═══ MATERIAL FOR THE TASK ═══

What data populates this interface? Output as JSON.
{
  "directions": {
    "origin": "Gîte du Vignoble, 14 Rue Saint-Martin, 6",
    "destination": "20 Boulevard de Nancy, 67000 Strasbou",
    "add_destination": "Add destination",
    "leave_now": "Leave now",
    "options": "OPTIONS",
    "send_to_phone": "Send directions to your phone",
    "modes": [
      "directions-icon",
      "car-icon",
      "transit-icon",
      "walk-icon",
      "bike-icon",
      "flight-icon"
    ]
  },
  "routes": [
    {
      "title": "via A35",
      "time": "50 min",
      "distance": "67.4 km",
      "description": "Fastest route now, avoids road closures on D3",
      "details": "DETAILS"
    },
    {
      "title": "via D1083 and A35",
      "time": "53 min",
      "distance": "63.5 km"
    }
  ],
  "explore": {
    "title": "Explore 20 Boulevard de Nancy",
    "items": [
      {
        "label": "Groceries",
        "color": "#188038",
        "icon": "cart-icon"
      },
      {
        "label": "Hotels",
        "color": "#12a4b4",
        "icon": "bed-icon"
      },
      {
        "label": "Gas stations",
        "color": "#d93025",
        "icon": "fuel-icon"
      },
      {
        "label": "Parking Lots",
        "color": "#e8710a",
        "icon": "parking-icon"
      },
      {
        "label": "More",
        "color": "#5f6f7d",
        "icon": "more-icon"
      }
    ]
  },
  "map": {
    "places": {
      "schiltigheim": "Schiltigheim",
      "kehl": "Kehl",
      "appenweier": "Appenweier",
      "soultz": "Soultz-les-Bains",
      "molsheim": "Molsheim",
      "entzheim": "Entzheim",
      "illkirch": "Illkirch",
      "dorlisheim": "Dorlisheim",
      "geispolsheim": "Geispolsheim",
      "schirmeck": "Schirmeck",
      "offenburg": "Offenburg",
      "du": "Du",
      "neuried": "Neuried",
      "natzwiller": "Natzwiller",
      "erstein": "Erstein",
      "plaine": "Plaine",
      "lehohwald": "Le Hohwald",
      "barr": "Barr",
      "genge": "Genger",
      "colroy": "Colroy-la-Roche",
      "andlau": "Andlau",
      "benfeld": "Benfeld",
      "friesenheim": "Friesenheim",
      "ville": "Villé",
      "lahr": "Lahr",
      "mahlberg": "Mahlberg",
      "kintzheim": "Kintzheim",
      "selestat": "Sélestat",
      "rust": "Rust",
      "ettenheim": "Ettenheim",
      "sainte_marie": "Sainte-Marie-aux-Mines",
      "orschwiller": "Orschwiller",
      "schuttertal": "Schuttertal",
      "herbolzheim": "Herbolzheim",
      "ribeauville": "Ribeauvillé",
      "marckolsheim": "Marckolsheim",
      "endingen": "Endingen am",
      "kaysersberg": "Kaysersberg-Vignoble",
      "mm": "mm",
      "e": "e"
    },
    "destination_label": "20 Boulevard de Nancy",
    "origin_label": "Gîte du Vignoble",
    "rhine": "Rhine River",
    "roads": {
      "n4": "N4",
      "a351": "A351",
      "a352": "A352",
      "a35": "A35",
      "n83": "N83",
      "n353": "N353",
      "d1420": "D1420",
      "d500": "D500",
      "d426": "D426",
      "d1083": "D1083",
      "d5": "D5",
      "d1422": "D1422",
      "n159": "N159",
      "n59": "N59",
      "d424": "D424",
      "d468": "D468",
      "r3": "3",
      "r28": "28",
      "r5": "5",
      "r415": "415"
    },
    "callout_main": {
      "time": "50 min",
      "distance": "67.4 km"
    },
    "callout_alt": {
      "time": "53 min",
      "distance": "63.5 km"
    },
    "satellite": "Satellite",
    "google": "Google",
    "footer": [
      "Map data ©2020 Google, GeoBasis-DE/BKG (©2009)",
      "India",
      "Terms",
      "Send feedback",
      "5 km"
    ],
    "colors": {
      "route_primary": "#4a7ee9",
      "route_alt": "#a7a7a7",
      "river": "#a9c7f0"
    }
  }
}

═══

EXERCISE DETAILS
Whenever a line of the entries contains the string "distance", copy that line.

WRITTEN REPLY
      "distance": "67.4 km",
      "distance": "63.5 km"
      "distance": "67.4 km"
      "distance": "63.5 km"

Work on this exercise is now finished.